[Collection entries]
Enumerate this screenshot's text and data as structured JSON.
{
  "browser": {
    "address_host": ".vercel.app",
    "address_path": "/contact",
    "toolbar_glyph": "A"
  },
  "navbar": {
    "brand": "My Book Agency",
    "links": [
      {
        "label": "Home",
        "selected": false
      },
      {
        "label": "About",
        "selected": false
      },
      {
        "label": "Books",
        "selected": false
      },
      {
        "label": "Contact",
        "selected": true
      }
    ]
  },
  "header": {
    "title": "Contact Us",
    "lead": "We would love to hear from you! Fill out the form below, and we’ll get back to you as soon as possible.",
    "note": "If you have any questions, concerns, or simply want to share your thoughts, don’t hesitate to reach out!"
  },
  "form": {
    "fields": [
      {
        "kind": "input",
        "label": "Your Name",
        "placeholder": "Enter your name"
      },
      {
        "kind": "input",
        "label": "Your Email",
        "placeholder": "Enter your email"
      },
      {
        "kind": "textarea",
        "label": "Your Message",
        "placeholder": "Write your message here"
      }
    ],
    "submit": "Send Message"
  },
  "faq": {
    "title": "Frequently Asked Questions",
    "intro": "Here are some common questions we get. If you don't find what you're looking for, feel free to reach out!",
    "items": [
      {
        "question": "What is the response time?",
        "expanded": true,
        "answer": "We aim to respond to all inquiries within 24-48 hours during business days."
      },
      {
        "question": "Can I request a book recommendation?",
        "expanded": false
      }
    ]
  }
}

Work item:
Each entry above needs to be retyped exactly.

Result:
Enumerate this screenshot's text and data as structured JSON.
{
  "browser": {
    "address_host": ".vercel.app",
    "address_path": "/contact",
    "toolbar_glyph": "A"
  },
  "navbar": {
    "brand": "My Book Agency",
    "links": [
      {
        "label": "Home",
        "selected": false
      },
      {
        "label": "About",
        "selected": false
      },
      {
        "label": "Books",
        "selected": false
      },
      {
        "label": "Contact",
        "selected": true
      }
    ]
  },
  "header": {
    "title": "Contact Us",
    "lead": "We would love to hear from you! Fill out the form below, and we’ll get back to you as soon as possible.",
    "note": "If you have any questions, concerns, or simply want to share your thoughts, don’t hesitate to reach out!"
  },
  "form": {
    "fields": [
      {
        "kind": "input",
        "label": "Your Name",
        "placeholder": "Enter your name"
      },
      {
        "kind": "input",
        "label": "Your Email",
        "placeholder": "Enter your email"
      },
      {
        "kind": "textarea",
        "label": "Your Message",
        "placeholder": "Write your message here"
      }
    ],
    "submit": "Send Message"
  },
  "faq": {
    "title": "Frequently Asked Questions",
    "intro": "Here are some common questions we get. If you don't find what you're looking for, feel free to reach out!",
    "items": [
      {
        "question": "What is the response time?",
        "expanded": true,
        "answer": "We aim to respond to all inquiries within 24-48 hours during business days."
      },
      {
        "question": "Can I request a book recommendation?",
        "expanded": false
      }
    ]
  }
}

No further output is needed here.